It’s well known that in 1865, Jules Verne published his novel, De la Terre à la Lune (From the Earth to the Moon), which includes the concept of human spaceflight. And yet, Verne never discussed the far more practical notion of of an artificial satellite orbiting Earth.
For that it took an American, Edward Everett Hale (author of The Man Without a Country). The Brick Moon was published serially in Atlantic Monthly starting in 1869. And it is absolutely amazing. Almost every other paragraph you are either chortling over some bit of what we’d now call scientific naiveté… or else staring at the page in disbelief that some folks back then had such clear notions as geo-stationary navigation satellites. The entire book is available on Project Gutenberg — where you can download for free much of our literary heritage.
The Brick Moon, 200 feet in diameter, was a polar-orbiting satellite (built from 12 million bricks) intended to establish a space meridian to assist with navigation—to help ships determine longitude. Hale called it “the blessing of all seamen.” And how was it launched? With two massive flywheels:

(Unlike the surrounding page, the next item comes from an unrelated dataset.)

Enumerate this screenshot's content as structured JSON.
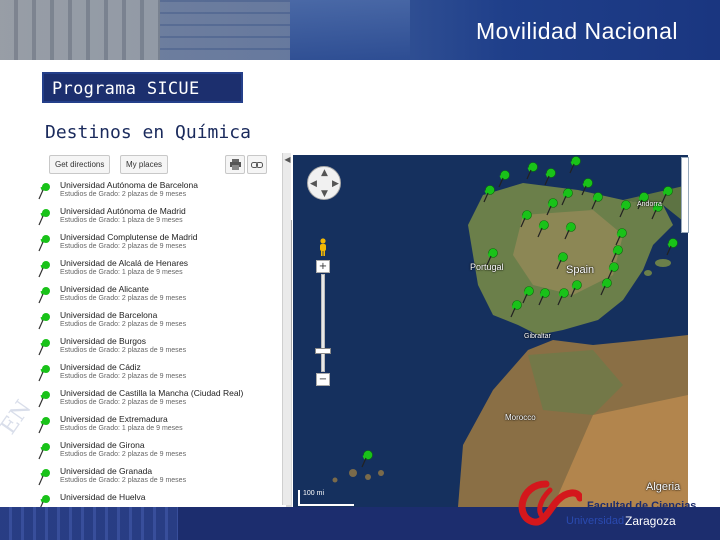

“Then, before we began even to build the moon, before we even began to make the brick, we would build two gigantic fly-wheels, the diameter of each should be ever so great, the circumference heavy beyond all precedent, and thundering strong, so that no temptation might burst it. They should revolve, their edges nearly touching, in opposite directions, for years, if it were necessary, to accumulate power, driven by some waterfall now wasted to the world. One should be a little heavier than the other. When the Brick Moon was finished, and all was ready, IT should be gently rolled down a gigantic groove provided for it, till it lighted on the edge of both wheels at the same instant. Of course it would not rest there, not the ten-thousandth part of a second. It would be snapped upward, as a drop of water from a grindstone. Upward and upward; but the heavier wheel would have deflected it a little from the vertical. Upward and northward it would rise, therefore, till it had passed the axis of the world. It would, of course, feel the world’s attraction all the time, which would bend its flight gently, but still it would leave the world more and more behind. Upward still, but now southward, till it had traversed more than one hundred and eighty degrees of a circle. Little resistance, indeed, after it had cleared the forty or fifty miles of visible atmosphere. “Now let it fall,” said Q., inspired with the vision. “Let it fall, and the sooner the better! The curve it is now on will forever clear the world; and over the meridian of that lonely waterfall,—if only we have rightly adjusted the gigantic flies,—will forever revolve, in its obedient orbit, the—BRICK MOON, the blessing of all seamen,—as constant in all change as its older sister has been fickle.”
One complication ensues: the satellite is accidentally launched, with people aboard… and yet more mixtures of hilarity and awed respect proceed to unfold.
In 1945, Arthur C. Clarke published an article, Extra-Terrestrial Relays, in Wireless World magazine envisioning a global communications network, using satellites in geosynchronous orbit. This was twelve years before the Soviet Union launched Sputnik, setting off the Space Race to the moon. A time of enthusiasm and innovation that is sorely lacking today. Twenty years later, Intelsat I Early Bird, the first commercial geostationary communication satellite was launched. Since then, satellites have become essential to our daily life, as we rely upon them for telecommunications, weather prediction, geolocation and defense imaging. See this interactive History of Satellites Timeline, ranging from Jules Verne to Telstar to DIRECTV and beyond.
A collection of resources for using science fiction in the classroom to teach and illustrate science.
Humans have created a vast population of robotic workers to take on the tasks that they no longer want to carry out themselves, resulting in a disenchanted robot underclass that that takes over the Brixton area of South London. This is the premise of an incredible short film called ‘Robots of Brixton’ by Factory Fifteen, a collective of six animators based in London.
A cool, quasi-classical piece inspired by my characters and stories is available on iTunes. “Tytlal Wave” has both beauty and whimsey – by Maestro Siderious.
== Fund science & explore the world with renowned researchers ==
So far, science has been funded by gracious-rich patrons, or by governments or universities… so how about crowd sourcing to help fund science research: Choose your own projects through Petridish: a crowdfunding site, where scientists can showcase their research to the public. In exchange, you will receive updates, acknowledgement and/or various rewards (photographs, DVD, field samples, journal acknowledgment, or invitations to talks/dinner), plus the satisfaction of assisting scientists trying to understand our world. (Donations are not currently tax deductible.) Way cool.
A cute and zealously enthusiastic (and much too blithe) essay on the coming singularity.
And a brief – but more broad and cautious – essay of mine (tangentially related to Existence) appeared on the site of the TechCast virtual think tank, tracking the techn revolution. “Is there such a thing as human destiny?”